:: Dataset excerpts

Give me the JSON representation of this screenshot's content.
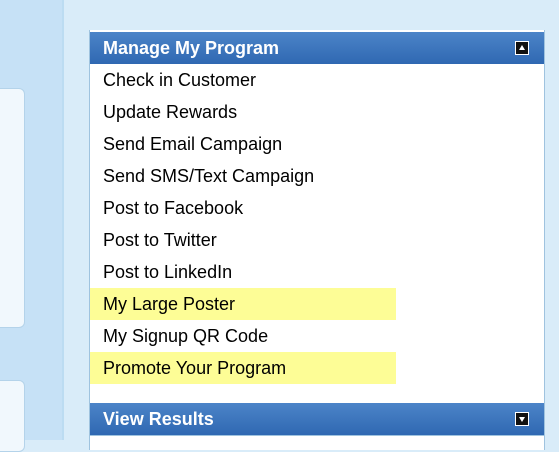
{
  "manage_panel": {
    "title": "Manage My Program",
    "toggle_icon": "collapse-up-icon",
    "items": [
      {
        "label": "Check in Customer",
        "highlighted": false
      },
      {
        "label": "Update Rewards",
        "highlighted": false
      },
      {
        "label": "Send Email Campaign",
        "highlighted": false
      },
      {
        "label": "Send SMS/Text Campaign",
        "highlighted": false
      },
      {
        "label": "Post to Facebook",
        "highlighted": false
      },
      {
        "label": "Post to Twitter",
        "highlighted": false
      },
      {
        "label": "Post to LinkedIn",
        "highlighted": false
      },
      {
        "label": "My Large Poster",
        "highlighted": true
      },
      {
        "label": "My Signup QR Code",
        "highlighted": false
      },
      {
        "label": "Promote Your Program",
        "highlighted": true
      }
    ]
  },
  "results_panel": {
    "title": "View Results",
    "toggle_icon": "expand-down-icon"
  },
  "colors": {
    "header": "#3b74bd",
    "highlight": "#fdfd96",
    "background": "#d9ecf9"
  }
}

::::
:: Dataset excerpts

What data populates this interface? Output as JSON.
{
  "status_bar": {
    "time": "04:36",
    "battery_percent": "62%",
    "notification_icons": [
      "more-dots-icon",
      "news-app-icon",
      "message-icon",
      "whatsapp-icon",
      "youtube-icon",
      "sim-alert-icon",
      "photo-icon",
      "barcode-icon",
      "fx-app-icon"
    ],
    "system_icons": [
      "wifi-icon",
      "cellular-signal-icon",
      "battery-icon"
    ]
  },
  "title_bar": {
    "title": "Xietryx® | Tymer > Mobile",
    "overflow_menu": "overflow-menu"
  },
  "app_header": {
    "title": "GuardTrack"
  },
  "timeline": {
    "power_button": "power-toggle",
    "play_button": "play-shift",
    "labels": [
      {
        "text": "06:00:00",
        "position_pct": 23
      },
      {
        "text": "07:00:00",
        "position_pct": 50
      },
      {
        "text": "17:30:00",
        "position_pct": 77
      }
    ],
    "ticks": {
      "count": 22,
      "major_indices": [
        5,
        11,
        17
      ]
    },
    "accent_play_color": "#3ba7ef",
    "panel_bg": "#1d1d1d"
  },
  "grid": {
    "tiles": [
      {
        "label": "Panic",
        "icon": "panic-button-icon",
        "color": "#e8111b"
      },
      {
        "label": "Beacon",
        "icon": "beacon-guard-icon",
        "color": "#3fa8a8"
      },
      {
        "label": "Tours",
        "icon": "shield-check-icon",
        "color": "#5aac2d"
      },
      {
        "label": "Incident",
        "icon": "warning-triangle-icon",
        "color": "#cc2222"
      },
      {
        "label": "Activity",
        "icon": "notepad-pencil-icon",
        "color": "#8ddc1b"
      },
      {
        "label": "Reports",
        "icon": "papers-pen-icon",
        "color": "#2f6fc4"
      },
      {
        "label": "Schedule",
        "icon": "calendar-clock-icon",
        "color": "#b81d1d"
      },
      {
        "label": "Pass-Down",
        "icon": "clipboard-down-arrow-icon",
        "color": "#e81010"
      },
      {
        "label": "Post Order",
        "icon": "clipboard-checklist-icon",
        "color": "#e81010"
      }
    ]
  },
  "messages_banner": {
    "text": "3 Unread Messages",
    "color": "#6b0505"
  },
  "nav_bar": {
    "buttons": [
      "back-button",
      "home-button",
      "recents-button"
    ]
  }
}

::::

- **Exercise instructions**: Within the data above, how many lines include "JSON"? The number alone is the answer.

- **Answer space**: 2